Purpose. To evaluate the effect of corneal crosslinking in progressive keratoconus by applying in vivo corneal visualization Scheimpflug technology. Design. Longitudinal retrospective study. Subjects and Controls. Seventeen eyes of patients treated with corneal crosslinking for progressive keratoconus. Methods. Corneal visualization Scheimpflug technology analyses (research software version 6.07r08) of subjects with progressive keratoconus before and 3 months after corneal crosslinking (CXL) were reviewed retrospectively. t-test (for normal distribution) and Wilcoxon matched-pairs test (if not normally distributed) were used to test for statistically significant differences between pre- and post-CXL analyses. Results. We demonstrated statistically significant differences for the intraocular pressure (median: +3 mmHg, ), the central corneal pachymetry (pachy; mean: −35 µm, ), the timespan between the air impulse release and the first applanation of the cornea (A1time; median: +0.12 ms, ), and the timespan between the air impulse release and the second applanation of the cornea (A2time; median: −37 ms, ). Conclusions.

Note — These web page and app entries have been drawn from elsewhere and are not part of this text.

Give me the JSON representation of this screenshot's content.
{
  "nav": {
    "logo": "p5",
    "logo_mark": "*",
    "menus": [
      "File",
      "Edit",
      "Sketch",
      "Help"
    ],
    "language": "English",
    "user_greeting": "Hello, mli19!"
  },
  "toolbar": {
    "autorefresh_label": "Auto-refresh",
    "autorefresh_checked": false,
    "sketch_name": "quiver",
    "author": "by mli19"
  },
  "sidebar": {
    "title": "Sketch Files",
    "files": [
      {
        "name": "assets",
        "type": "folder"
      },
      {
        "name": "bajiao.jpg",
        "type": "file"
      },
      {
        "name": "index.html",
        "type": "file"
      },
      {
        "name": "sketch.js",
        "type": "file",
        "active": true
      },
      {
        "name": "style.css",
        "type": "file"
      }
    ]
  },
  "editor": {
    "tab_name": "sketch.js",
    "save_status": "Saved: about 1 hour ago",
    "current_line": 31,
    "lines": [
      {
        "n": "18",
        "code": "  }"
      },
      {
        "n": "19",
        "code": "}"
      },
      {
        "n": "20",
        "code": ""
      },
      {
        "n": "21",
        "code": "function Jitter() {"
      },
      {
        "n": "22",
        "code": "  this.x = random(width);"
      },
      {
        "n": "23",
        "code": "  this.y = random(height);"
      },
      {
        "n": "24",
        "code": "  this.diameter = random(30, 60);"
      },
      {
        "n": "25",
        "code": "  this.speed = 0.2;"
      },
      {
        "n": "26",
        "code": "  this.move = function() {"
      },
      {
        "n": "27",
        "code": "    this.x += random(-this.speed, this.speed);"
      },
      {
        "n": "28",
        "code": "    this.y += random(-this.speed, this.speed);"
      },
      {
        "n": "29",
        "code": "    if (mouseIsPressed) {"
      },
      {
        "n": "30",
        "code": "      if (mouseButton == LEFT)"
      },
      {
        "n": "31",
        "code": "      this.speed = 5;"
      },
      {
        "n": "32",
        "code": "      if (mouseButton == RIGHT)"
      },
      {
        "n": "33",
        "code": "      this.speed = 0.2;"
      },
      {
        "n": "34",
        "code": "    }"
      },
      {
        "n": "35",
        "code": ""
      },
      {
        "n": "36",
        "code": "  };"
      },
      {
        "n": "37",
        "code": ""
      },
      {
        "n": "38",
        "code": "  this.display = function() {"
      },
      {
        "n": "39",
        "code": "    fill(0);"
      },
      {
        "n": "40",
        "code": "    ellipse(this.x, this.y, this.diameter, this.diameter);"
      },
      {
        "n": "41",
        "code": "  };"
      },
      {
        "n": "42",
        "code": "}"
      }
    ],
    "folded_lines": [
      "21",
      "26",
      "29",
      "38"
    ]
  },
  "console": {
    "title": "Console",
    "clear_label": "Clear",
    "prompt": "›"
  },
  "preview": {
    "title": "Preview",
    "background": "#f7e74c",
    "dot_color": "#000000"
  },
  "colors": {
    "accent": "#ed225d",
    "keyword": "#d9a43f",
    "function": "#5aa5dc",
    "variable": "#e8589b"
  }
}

With the A1time and the A2time, we identified two parameters that demonstrated a statistically significant improvement of the biomechanical properties of the cornea after CXL. Despite the known initial decrease of the pachymetry after CXL, none of the analyzed parameters indicated a progression of the keratoconus.